It is possible for the PCs or NPCs to drag out a fight, of course. For example, a character could hide behind a piece of obstructing terrain or continuously use their action to dodge, waiting for their opponents to exhaust their ammunition. (Getting hit by a ranged weapon can hurt, after all!) If the attacker has a lot of ammo to run through, the defender might be waiting a while.
The designed setting for UA takes place in the modern world, rather than some high fantasy place like Middle Earth or Faerûn. The schools of magic include things more commonly seen in fantasy settings such as Cliomancy (history magic), Entropomancy (chaos magic), and Mechanomancy (clockwork/steampunk), but also include things like Plutomancy (money magic), Urbanomancy (city magic), and Pornomancy (exactly what it sounds like). The central conceit of the supernatural in UA is that if someone can be sufficiently obsessed with it, it can be done. As I recall, one of the supplemental books talks about a character who is obsessed with her collection of china dolls and, because of her obsession, the dolls come alive at night and protect her when she's not aware of it.
Most campaigns will ultimately take place in the "occult underground", that little bit of strangeness that permeates the world. Personally, I find the combination of realistic and fantastical elements fascinating. However, you're certainly not required to run a campaign in the Real World™. I have recently been running a game which is a spinoff from UA, using the vast majority of its rules, which takes place in the setting of My Little Pony: Friendship is Magic. The sky is the limit – literally so, in the case of my pegasus PCs.
Avoiding a Fight
I want the players to fight if they feel it is necessary, not because it is the easiest way of dealing with a problem.
This sentiment is aligned with some of the design process of UA. At the beginning of the combat chapter of the UA core book, the authors have this to share:
Six Ways to Stop a Fight
So before you make a grab for that knife, you should maybe think about a few things. This moment is frozen in time. You can still make a better choice.
Surrender. Is your pride really worth a human life? Drop your weapon, put up your hands, and tell them you're ready to cut a deal.You walk, and in exchange you give them something they need. Sidestep the current agenda. Offer them something unrelated to your dispute, and negotiate to find a solution.
Disarm. Knife on the table? Throw it out the window. Opponent with a gun? dodge until he's out of bullets. Deescelate the confrontation to fists, if possible. you can settle your differences with some brawling and still walk away, plus neither one of you has to face a murder charge or criminal investigation.
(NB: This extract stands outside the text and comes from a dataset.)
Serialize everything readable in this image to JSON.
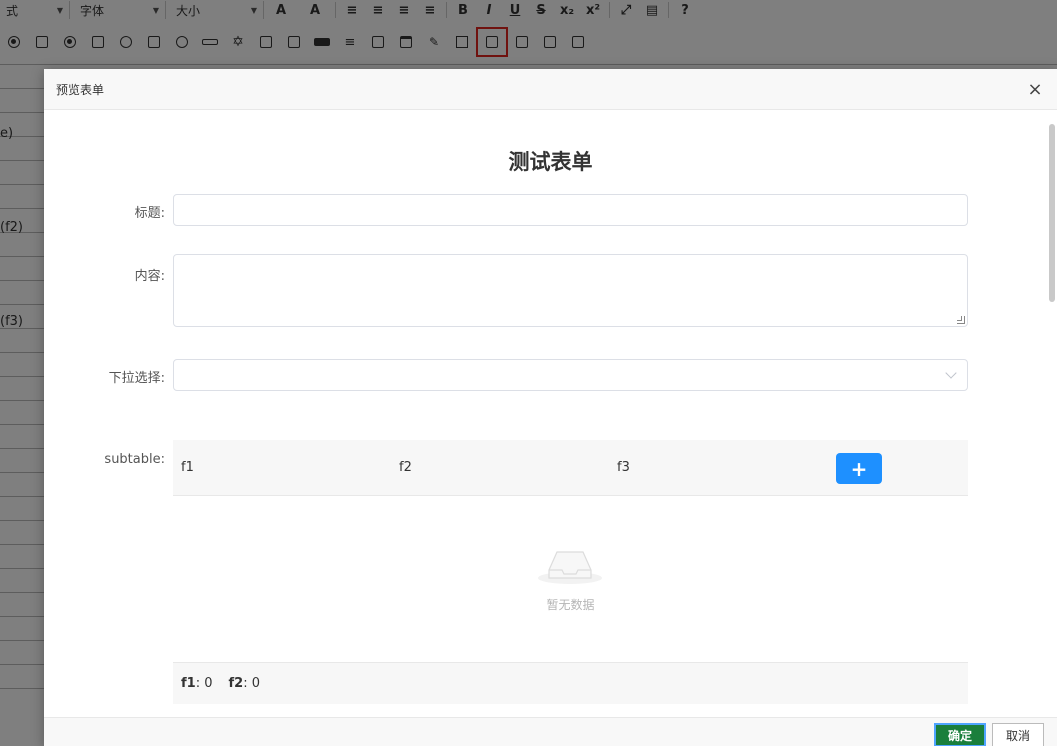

Rechannel. So you have a conflict. Settle it a smarter way. Arm wrestle, play cards, have a scavenger hunt, a drinking contest, anything that lets you establish a winner and a loser. Smart gamblers bet nothing they aren't willing to lose. Why put your life on the line?
Pass the Buck. Is there somebody more powerful than either one of you who is going to be angry that you two are coming to blows? Pretend you're all in the mafia and you can't just kill each other without kicking your dispute upstairs first. Let that symbolic superior make a decision. You both gain clout for not spilling blood.
Call the Cops. If you've got a grievance against somebody, let the police do your dirty work. File charges. Get a restraining order. Sue him in civil court for wrongful harm. You can beat him down without throwing a punch.
Run Away. The hell with it. Who needs this kind of heat? Blow town, get a job someplace else, build a new power base. Is the world really too small for the both of you? It's a big planet out there.